ROME, 6 November 2002 -- Desertification affects 30 percent of the earth's land surface, threatening much of the world's productive land. To deal with this critical problem, scientists are increasingly looking to Conservation Agriculture, a strategy that helps hold back the desert, raises yields, increases incomes and allows farmers to shorten fallow periods.

Recently, with the help of an FAO team led by Conservation Agriculture expert Josť Benites, 17 participants from 8 of the world's driest countries gathered for a course at the Extension and Experimental Station for Irrigation and Land Techniques, known by its Italian acronym of CO.T.IR. (Centro per la Sperimentazione delle Tecniche Irrigue ) on Italy's Adriatic coast. They were joined by experts from FAO and other institutions in Australia and the United States.

The purpose: hold back the desert. The means: Conservation Agriculture.

Protecting the land

Conservation Agriculture has three main principles: minimal soil disturbance and direct planting, maintenance of a permanent soil cover and judicious choice of crop rotations. It starts with low-till or no-till agriculture, which makes ploughing unnecessary. This helps maintain organic matter in the soil and decreases wind and water erosion.

"In conventional approaches, farmers till their land in order to sow seeds, but also to aerate the soil, let in water, get rid of the residues of the previous crop and expose and destroy harmful pests and organisms," explains Mr Benites. "But instead of tilling they can use seed drills - which create small pockets for seeds while leaving crop residues in place. These residues protect the land from wind erosion and promote biological activity, which aerates the soil just as well."

No-till also increases the amount of organic matter in the ground, creating a porous soil structure that allows more water to filter through to the crops' roots - instead of running off the surface, taking precious soil with it. The result is more crop and less erosion.

As for pests, they can be controlled through integrated pest management (IPM), a technique that controls undesirable organisms by exposing them to their natural enemies, minimizing the use of chemical pesticides.

The result of Conservation Agriculture and IPM is much greater resistance to environmental degradation, including wind and water erosion. Yields and incomes rise, fuel and labour are no longer needed for tilling, and flooding is reduced - indeed, long-vanished springs may reappear.

Benefits for dry areas

Conservation Agriculture is particularly useful in dry areas, where low rainfall is the main constraint to growing food, and it may help farmers to switch to more productive methods. Using Conservation Agriculture enables the soil to store more of the precipitation that falls during the fallow period, so farmers can consider more intensive crop rotations.

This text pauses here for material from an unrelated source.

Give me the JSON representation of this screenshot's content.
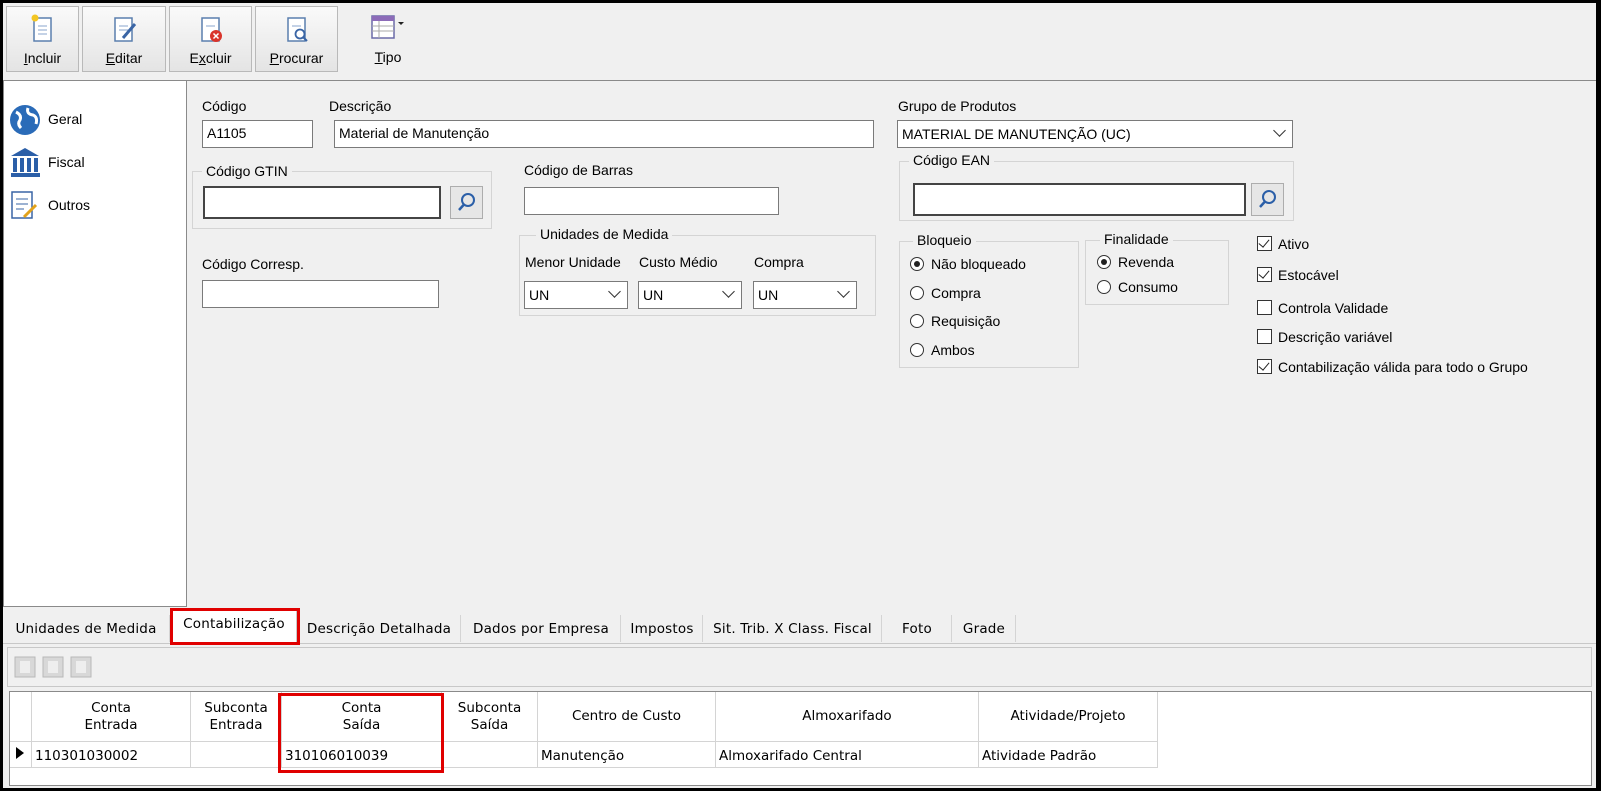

Non-traditional rotations being considered to exploit Conservation Agriculture in dry areas include barley, wheat, lentil and chickpea, and also sunflower, sorghum and millet -- depending on available moisture.
"Conservation Agriculture requires commitment," says FAO specialist Theodor Friedrich. "Farmers must change sowing equipment, and they may need more herbicides and pesticides for the first year or two while developing integrated pest management. But so far this technique has paid off on about 60 million hectares worldwide, much of it in the United States and South America. Some of this land was degrading fast and would otherwise be nearly useless by now."

Less has been done in the fragile dry regions of North Africa and the Middle East. It is there that Conservation Agriculture is most needed to combat desertification and increase soil moisture. But it is also the environment in which it is most difficult to apply.

Breaking a vicious circle

Leaving crop residues on the ground is crucial to this strategy.But they are often needed for other purposes, usually animal feed - especially in arid regions, where organic matter is scarce and valuable. Sheep graze on barley stubble, for example, and straw is sold as supplementary feed at lean times of year. Sometimes it is valuable -- lentil straw can cost more than grain. Saudi Arabia has even imported it.

But leaving at least some crop residues in place can still pay by slowing evaporation of precious soil moisture. This effect is increased in a dry climate because residues are slower to degrade. Not tilling also conserves soil moisture, so more organic matter is produced -- outweighing the initial loss of feed or of income from its sale.

CO.T.IR scientists, led by Dr. Michele Pisante, have proved that this equation works even in drier areas. In fact, its effects in a dry environment can be dramatic, increasing wheat yields from 0.5 to 1.5 tons per hectare. It may also be possible to grow crops annually instead of every two years in areas with less than 200mm annual rainfall. Some areas could produce a crop every two years instead of every six or seven. And Conservation Agriculture can offer many ways to save soil, water, energy, labour and wear and tear on equipment.

"The participants came away from the workshop encouraged and impressed," says Dr Benites. "There are no miracles -- Conservation Agriculture requires care and work, especially in dry areas. It can hold back the desert -- and it can also make it possible to grow more food. Things don't get much better than that!"